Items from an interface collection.
::::::
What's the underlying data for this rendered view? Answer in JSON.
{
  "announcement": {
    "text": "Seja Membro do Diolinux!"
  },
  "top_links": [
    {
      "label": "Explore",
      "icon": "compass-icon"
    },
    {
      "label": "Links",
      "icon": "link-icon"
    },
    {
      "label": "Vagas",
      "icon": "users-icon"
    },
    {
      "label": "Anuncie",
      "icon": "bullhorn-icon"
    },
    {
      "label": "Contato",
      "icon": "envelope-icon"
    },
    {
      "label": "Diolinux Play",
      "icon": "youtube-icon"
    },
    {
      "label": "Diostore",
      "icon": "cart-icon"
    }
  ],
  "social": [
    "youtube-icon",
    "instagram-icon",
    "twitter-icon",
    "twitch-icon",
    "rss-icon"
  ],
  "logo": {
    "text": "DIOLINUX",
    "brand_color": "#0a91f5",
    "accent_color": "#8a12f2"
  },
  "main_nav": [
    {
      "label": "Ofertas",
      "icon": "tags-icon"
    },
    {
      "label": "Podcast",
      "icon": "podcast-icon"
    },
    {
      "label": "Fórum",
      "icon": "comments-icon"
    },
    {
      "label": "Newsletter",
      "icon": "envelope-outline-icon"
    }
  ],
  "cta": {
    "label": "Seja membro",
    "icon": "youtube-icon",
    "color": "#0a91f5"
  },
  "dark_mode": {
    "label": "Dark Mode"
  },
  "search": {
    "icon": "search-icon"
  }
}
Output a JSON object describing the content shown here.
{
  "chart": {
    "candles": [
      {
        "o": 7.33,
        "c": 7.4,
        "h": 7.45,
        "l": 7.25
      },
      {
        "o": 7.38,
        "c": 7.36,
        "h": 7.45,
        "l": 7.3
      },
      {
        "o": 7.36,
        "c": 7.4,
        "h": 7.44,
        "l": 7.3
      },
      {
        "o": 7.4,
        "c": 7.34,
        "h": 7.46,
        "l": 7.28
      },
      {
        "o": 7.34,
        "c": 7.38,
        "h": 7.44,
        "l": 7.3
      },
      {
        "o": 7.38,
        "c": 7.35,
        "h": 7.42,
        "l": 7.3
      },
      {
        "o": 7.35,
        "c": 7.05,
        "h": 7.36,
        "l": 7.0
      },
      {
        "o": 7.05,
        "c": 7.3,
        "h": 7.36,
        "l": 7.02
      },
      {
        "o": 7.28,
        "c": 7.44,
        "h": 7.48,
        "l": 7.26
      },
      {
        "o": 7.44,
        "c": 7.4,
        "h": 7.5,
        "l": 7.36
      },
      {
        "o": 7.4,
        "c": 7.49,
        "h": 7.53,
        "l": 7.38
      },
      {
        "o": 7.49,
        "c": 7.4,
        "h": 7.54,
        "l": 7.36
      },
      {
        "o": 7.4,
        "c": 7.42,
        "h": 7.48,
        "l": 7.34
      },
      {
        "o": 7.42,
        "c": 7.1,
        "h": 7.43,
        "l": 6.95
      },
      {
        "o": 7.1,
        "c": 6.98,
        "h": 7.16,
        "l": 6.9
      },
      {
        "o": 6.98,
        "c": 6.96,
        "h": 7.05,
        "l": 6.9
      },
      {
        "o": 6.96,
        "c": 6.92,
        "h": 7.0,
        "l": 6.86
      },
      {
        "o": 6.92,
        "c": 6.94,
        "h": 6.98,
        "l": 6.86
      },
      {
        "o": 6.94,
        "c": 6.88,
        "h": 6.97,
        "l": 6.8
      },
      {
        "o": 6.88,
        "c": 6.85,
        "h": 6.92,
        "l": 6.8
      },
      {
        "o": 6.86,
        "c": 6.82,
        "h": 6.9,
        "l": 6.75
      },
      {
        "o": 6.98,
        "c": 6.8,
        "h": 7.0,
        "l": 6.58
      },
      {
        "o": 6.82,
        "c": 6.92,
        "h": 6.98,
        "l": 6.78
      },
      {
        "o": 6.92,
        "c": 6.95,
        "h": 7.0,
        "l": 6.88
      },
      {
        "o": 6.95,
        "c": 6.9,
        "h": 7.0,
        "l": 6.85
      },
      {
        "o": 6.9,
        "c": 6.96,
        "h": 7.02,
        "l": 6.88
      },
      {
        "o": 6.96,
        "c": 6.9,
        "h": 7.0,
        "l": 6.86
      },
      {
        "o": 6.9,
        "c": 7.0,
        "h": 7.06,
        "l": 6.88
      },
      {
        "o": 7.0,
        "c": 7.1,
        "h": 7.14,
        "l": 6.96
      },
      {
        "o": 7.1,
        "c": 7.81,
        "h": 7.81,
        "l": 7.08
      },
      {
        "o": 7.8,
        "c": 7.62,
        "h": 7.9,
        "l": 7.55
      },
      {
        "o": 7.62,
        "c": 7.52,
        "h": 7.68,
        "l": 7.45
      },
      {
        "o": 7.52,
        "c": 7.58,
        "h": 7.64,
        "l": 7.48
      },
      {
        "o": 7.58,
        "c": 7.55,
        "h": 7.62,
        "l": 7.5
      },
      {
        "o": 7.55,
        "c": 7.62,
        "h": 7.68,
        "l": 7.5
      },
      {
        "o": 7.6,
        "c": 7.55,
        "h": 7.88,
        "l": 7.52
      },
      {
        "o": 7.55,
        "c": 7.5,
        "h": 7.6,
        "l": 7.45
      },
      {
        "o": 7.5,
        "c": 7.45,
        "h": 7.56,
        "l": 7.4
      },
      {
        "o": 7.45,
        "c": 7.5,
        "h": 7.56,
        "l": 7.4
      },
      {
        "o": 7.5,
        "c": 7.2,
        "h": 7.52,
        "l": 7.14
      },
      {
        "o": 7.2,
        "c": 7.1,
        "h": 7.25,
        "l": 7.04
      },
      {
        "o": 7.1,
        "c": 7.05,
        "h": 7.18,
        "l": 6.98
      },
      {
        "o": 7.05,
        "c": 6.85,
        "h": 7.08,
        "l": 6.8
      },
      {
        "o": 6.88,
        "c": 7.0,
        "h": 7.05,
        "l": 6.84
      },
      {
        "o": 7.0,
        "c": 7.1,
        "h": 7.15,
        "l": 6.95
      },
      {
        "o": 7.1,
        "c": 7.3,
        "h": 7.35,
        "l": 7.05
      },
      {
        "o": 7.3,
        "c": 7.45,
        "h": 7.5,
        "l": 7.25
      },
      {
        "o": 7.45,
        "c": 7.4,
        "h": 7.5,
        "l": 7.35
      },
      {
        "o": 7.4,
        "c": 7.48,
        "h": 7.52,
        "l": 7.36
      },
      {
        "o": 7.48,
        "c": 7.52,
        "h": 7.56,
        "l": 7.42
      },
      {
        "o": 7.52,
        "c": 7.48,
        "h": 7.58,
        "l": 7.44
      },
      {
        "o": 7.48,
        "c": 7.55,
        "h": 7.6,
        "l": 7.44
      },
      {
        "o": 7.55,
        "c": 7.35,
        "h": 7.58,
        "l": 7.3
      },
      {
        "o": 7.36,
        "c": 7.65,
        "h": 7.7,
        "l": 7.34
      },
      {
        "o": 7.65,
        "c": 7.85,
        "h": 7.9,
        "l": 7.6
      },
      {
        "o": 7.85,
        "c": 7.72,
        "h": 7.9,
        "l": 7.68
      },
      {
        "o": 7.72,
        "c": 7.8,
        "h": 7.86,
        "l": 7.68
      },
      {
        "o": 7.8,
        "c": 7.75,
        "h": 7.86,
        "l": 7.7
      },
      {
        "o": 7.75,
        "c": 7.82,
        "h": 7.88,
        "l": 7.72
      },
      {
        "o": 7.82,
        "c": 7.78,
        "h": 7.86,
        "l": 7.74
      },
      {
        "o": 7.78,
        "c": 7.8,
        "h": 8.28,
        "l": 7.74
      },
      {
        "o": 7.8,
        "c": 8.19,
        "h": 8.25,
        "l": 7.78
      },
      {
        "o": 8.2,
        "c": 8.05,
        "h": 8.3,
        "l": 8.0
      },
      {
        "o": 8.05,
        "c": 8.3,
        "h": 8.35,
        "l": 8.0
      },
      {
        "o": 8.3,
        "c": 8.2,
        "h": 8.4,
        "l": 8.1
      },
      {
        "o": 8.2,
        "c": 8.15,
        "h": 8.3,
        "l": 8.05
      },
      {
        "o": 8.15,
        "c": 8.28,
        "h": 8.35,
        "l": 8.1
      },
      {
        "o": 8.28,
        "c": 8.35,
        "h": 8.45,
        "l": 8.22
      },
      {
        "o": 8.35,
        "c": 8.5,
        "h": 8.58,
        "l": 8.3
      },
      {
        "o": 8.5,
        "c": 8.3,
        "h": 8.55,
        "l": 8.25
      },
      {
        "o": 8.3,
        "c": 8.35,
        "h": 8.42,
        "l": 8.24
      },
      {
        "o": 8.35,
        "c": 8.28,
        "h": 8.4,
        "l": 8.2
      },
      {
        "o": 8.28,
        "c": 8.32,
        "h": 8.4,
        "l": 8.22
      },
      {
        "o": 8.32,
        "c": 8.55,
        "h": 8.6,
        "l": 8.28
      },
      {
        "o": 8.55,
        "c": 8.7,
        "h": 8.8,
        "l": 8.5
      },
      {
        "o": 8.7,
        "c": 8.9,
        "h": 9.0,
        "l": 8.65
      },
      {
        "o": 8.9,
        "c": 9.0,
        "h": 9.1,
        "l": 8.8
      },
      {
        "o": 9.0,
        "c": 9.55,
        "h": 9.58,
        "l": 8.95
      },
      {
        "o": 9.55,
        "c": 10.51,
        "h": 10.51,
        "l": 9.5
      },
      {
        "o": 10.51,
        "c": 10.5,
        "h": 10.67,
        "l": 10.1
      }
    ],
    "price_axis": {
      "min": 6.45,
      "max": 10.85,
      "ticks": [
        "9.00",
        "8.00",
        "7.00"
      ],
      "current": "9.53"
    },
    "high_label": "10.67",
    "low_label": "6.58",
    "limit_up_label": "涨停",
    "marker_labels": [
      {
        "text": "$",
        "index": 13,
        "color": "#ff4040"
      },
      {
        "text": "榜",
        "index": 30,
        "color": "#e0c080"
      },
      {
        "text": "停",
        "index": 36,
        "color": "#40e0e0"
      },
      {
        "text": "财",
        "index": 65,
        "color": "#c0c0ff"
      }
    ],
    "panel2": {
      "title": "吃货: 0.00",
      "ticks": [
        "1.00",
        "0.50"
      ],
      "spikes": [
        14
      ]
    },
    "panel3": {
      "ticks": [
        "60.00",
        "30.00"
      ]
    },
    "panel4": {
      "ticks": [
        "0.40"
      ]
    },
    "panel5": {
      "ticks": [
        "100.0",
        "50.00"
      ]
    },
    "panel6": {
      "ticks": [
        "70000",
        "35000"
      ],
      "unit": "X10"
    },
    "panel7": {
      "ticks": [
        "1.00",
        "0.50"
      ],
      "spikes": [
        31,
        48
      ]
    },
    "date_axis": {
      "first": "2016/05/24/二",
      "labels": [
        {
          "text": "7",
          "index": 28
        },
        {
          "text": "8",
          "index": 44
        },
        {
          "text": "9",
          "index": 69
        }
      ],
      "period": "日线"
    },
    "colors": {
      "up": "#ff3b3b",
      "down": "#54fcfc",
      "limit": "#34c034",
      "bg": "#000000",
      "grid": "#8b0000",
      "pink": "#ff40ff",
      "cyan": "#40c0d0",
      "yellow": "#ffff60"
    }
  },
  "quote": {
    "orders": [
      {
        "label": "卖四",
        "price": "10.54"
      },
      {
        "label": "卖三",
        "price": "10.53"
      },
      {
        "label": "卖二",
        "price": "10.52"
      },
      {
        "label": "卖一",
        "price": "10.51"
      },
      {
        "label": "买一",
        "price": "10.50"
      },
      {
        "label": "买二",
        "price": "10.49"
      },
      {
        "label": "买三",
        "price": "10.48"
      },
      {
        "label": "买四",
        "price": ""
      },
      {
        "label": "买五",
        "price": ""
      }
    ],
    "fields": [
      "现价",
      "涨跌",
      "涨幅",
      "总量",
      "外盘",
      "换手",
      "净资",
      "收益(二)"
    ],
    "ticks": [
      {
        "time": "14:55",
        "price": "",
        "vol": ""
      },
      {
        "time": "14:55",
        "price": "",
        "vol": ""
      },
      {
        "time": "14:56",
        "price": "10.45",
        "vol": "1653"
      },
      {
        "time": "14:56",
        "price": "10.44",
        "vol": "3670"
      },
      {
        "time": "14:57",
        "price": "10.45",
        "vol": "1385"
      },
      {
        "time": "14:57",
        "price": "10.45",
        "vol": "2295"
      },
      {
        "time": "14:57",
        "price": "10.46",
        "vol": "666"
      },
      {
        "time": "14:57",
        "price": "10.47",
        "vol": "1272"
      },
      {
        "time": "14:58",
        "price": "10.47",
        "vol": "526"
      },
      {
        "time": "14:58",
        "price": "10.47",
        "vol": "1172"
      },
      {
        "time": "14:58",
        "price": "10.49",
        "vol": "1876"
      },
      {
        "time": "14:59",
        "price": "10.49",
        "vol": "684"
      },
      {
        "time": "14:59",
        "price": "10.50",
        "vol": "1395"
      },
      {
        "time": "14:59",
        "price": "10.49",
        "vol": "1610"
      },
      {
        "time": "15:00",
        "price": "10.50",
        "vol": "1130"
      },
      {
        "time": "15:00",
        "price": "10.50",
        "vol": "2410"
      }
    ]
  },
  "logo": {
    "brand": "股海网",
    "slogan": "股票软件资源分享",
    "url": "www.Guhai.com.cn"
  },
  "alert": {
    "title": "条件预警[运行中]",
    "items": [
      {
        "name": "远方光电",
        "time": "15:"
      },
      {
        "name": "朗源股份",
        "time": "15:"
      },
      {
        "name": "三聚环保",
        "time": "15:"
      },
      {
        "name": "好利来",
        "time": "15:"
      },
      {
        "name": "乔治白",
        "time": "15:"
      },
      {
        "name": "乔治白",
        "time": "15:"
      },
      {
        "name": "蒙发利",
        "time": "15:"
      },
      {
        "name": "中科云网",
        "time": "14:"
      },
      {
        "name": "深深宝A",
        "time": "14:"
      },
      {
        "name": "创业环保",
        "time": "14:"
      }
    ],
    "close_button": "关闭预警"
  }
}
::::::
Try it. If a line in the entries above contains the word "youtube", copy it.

Response area.
      "icon": "youtube-icon"
    "youtube-icon",
    "icon": "youtube-icon",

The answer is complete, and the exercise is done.